Though most traders might remember that energy trading firm Enron went belly-up in 2001 thanks to a massive accounting scandal, what most traders might not realize is that the energy trading market has existed in a semi-recognizable format since the early 1990s.
However, it wasn’t until the late ’90s and early 2000s that the energy trading market morphed from a hedging and power-management option to a speculative, profit-making activity.
That in itself isn’t a sin. The equity and future markets are ultimately designed to facilitate speculation and provide a liquid market that’s fair to all players of any size. The problem is, the stock market is highly regulated. The energy trading market is still highly unregulated, despite a handful of reforms that were put into place following Enron’s collapse.

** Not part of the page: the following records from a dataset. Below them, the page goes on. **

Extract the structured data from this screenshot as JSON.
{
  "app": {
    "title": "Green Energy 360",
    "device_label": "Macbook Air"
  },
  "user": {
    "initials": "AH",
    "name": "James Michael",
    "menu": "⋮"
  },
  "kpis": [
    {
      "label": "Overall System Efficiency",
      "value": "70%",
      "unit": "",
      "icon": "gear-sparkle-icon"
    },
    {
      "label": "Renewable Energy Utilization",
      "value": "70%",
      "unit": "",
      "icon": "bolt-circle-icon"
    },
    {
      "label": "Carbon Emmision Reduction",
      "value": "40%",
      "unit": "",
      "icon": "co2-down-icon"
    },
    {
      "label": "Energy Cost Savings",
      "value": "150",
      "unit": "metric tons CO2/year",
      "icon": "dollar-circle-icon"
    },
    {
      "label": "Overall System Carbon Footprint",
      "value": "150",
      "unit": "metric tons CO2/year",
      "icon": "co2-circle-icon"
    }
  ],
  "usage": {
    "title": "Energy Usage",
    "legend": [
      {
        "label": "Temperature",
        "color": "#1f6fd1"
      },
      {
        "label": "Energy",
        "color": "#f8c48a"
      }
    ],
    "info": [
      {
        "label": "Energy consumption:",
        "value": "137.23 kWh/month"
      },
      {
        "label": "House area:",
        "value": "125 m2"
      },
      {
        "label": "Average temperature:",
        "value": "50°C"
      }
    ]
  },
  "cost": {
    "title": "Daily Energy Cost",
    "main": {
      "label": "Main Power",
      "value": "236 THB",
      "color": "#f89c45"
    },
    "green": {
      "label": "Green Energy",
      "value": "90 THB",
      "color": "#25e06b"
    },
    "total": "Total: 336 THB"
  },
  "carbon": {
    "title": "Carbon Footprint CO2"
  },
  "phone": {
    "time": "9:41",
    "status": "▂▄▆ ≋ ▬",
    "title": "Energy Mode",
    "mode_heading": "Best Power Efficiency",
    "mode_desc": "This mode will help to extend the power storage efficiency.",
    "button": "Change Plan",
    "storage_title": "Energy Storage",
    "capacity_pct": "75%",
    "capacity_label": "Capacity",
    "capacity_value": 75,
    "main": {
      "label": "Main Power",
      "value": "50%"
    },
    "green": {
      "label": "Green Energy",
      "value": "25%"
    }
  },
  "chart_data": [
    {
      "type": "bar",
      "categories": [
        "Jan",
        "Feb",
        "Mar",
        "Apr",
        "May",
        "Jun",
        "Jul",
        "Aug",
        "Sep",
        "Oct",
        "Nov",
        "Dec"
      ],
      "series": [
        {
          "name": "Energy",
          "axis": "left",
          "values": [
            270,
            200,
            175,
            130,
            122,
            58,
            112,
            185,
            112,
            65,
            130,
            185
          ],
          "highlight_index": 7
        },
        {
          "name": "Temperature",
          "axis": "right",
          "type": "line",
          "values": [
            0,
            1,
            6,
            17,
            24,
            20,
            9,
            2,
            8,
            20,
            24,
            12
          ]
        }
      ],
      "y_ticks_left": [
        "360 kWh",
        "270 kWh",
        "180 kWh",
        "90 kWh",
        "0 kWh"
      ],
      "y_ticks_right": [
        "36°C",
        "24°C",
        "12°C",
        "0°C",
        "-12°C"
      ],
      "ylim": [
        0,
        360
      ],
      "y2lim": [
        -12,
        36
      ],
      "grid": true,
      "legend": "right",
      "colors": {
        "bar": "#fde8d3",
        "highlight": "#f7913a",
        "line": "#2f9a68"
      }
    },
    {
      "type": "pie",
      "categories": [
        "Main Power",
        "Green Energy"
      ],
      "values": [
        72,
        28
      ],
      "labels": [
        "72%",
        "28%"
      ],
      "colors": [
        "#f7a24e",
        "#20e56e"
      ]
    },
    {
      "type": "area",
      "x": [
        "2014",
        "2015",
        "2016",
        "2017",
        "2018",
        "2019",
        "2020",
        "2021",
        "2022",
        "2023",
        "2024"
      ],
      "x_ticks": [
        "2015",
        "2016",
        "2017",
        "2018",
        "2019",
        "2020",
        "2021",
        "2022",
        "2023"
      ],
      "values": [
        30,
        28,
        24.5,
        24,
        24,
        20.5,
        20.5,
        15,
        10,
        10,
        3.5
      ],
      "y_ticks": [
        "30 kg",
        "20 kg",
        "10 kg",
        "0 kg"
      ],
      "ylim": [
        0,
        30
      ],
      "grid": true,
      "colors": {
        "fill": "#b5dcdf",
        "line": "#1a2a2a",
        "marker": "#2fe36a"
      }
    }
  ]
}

But why was (and is) energy trading such a disappointing business? Because it never was designed to be securitized and turned into “buy low, sell high” game. Enron proved there’s just too much room for smoke and mirrors as the system is set up now, and given mankind’s inherent greed, that eventually will leave someone holding the bag.